- _Work to be completed_:
What is the number of lines in the material below that include the word "nShare"? Write that number and nothing more.

□ □ □ □

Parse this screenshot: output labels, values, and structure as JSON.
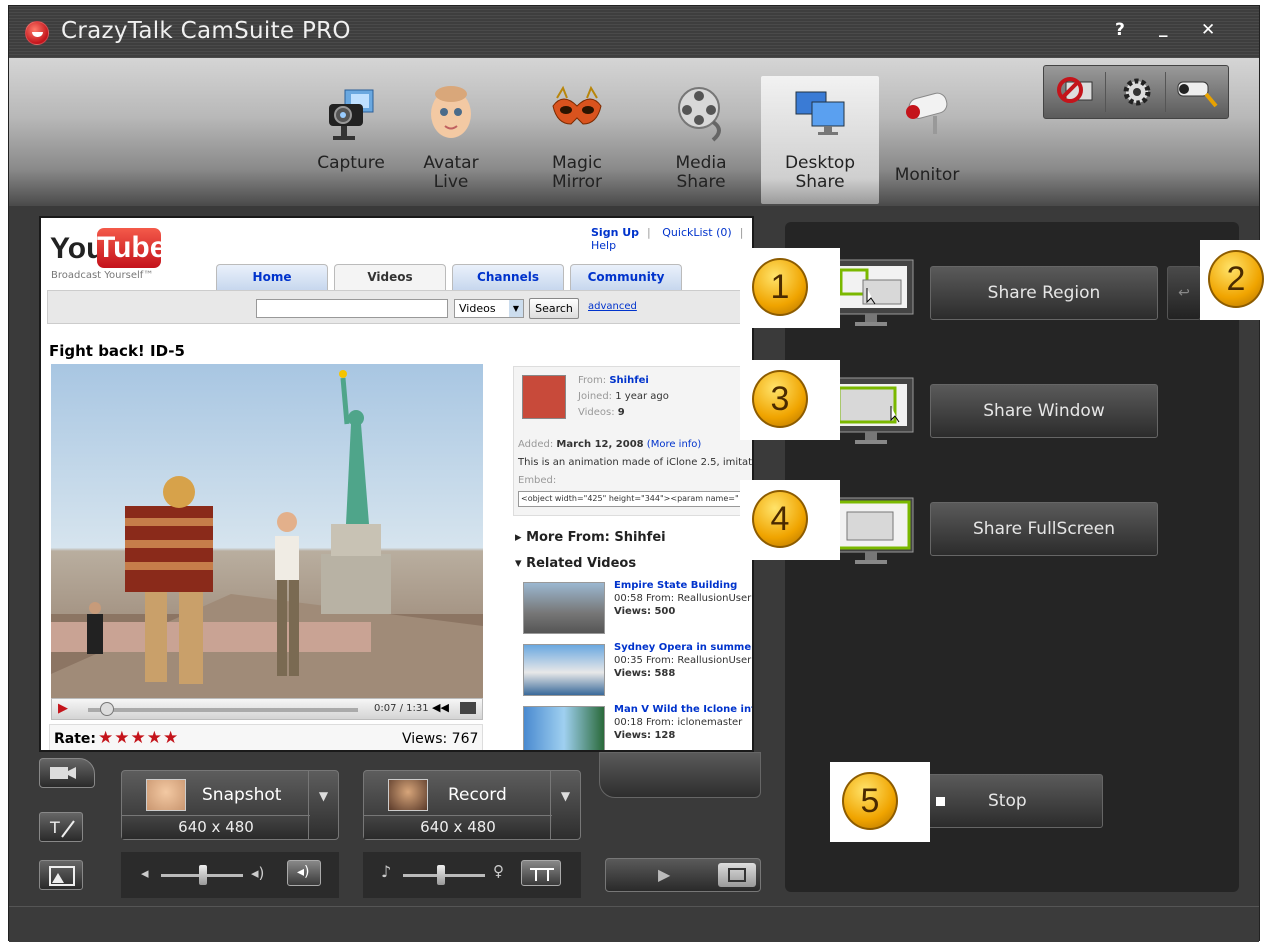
{
  "window": {
    "title": "CrazyTalk CamSuite PRO",
    "help_label": "?",
    "minimize_label": "_",
    "close_label": "✕"
  },
  "nav": [
    {
      "label": "Capture"
    },
    {
      "label": "Avatar\nLive"
    },
    {
      "label": "Magic\nMirror"
    },
    {
      "label": "Media\nShare"
    },
    {
      "label": "Desktop\nShare",
      "active": true
    },
    {
      "label": "Monitor"
    }
  ],
  "preview": {
    "youtube": {
      "logo_you": "You",
      "logo_tube": "Tube",
      "tagline": "Broadcast Yourself™",
      "top_links": [
        "Sign Up",
        "QuickList (0)",
        "Help"
      ],
      "tabs": [
        "Home",
        "Videos",
        "Channels",
        "Community"
      ],
      "search_select": "Videos",
      "search_button": "Search",
      "advanced_link": "advanced",
      "video_title": "Fight back! ID-5",
      "time": "0:07 / 1:31",
      "rate_label": "Rate:",
      "views_label": "Views: 767",
      "info": {
        "from_label": "From:",
        "from_user": "Shihfei",
        "joined_label": "Joined:",
        "joined_value": "1 year ago",
        "videos_label": "Videos:",
        "videos_value": "9",
        "added_label": "Added:",
        "added_value": "March 12, 2008",
        "more_info": "(More info)",
        "description": "This is an animation made of iClone 2.5, imitat",
        "embed_label": "Embed:",
        "embed_code": "<object width=\"425\" height=\"344\"><param name=\""
      },
      "more_from": "More From: Shihfei",
      "related_heading": "Related Videos",
      "related": [
        {
          "title": "Empire State Building",
          "meta": "00:58 From: ReallusionUser",
          "views": "Views: 500"
        },
        {
          "title": "Sydney Opera in summer",
          "meta": "00:35 From: ReallusionUser",
          "views": "Views: 588"
        },
        {
          "title": "Man V Wild the Iclone intro",
          "meta": "00:18 From: iclonemaster",
          "views": "Views: 128"
        }
      ]
    }
  },
  "capture": {
    "snapshot_label": "Snapshot",
    "snapshot_res": "640 x 480",
    "record_label": "Record",
    "record_res": "640 x 480"
  },
  "share": {
    "region_label": "Share Region",
    "window_label": "Share Window",
    "fullscreen_label": "Share FullScreen",
    "stop_label": "Stop",
    "callouts": [
      "1",
      "2",
      "3",
      "4",
      "5"
    ]
  },
  "colors": {
    "accent_red": "#c4141b",
    "callout_gold": "#f0a400",
    "panel_dark": "#252525",
    "youtube_link": "#0033cc"
  }
}
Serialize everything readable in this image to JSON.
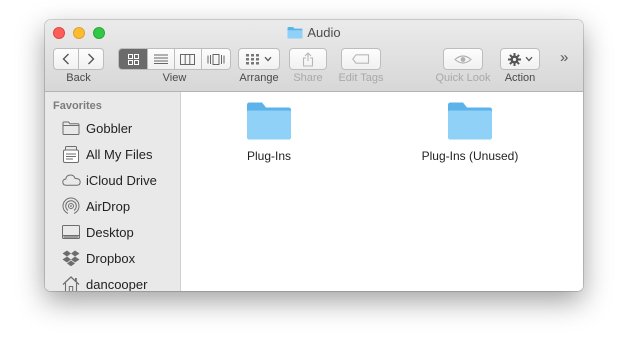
{
  "window": {
    "title": "Audio",
    "title_icon": "folder-icon"
  },
  "toolbar": {
    "back_label": "Back",
    "view_label": "View",
    "arrange_label": "Arrange",
    "share_label": "Share",
    "edit_tags_label": "Edit Tags",
    "quick_look_label": "Quick Look",
    "action_label": "Action",
    "view_modes": [
      "icon-view",
      "list-view",
      "column-view",
      "cover-flow-view"
    ],
    "active_view": "icon-view",
    "overflow_glyph": "»"
  },
  "sidebar": {
    "heading": "Favorites",
    "items": [
      {
        "label": "Gobbler",
        "icon": "folder-icon"
      },
      {
        "label": "All My Files",
        "icon": "all-my-files-icon"
      },
      {
        "label": "iCloud Drive",
        "icon": "cloud-icon"
      },
      {
        "label": "AirDrop",
        "icon": "airdrop-icon"
      },
      {
        "label": "Desktop",
        "icon": "desktop-icon"
      },
      {
        "label": "Dropbox",
        "icon": "dropbox-icon"
      },
      {
        "label": "dancooper",
        "icon": "home-icon"
      }
    ]
  },
  "files": [
    {
      "name": "Plug-Ins",
      "icon": "folder-icon"
    },
    {
      "name": "Plug-Ins (Unused)",
      "icon": "folder-icon"
    }
  ],
  "colors": {
    "folder_light": "#8fd1f7",
    "folder_dark": "#5bb3ea",
    "sidebar_bg": "#e9e9e9",
    "toolbar_top": "#ebebeb",
    "toolbar_bottom": "#d7d7d7"
  }
}
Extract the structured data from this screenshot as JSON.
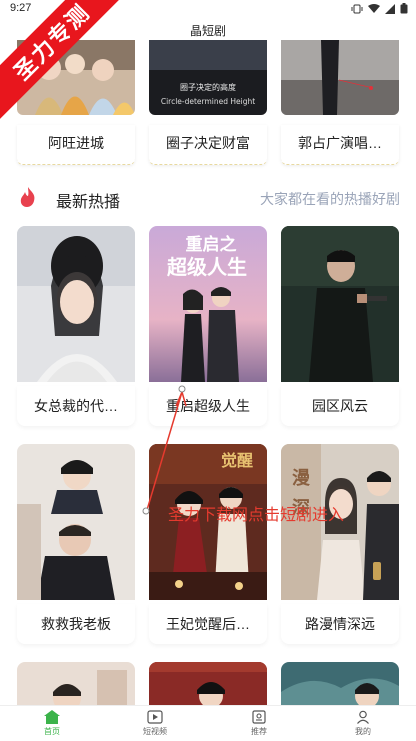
{
  "status_bar": {
    "time": "9:27"
  },
  "header": {
    "title": "晶短剧"
  },
  "watermark": {
    "text": "圣力专测"
  },
  "top_row": [
    {
      "title": "阿旺进城",
      "thumb_text": ""
    },
    {
      "title": "圈子决定财富",
      "thumb_text": "圈子决定的高度",
      "thumb_subtext": "Circle-determined Height"
    },
    {
      "title": "郭占广演唱…",
      "thumb_text": ""
    }
  ],
  "section": {
    "title": "最新热播",
    "subtitle": "大家都在看的热播好剧"
  },
  "grid": [
    {
      "title": "女总裁的代…"
    },
    {
      "title": "重启超级人生",
      "poster_text": "重启之超级人生"
    },
    {
      "title": "园区风云"
    },
    {
      "title": "救救我老板"
    },
    {
      "title": "王妃觉醒后…"
    },
    {
      "title": "路漫情深远",
      "poster_text": "漫深"
    }
  ],
  "annotation": {
    "text": "圣力下载网点击短剧进入"
  },
  "bottom_nav": [
    {
      "label": "首页",
      "icon": "home-icon",
      "active": true
    },
    {
      "label": "短视频",
      "icon": "video-icon",
      "active": false
    },
    {
      "label": "推荐",
      "icon": "recommend-icon",
      "active": false
    },
    {
      "label": "我的",
      "icon": "user-icon",
      "active": false
    }
  ],
  "colors": {
    "accent": "#3bb34a",
    "annotation": "#e53a2e",
    "watermark": "#e8161d",
    "subtitle": "#9aa4b8"
  }
}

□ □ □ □

- _Task output_:
2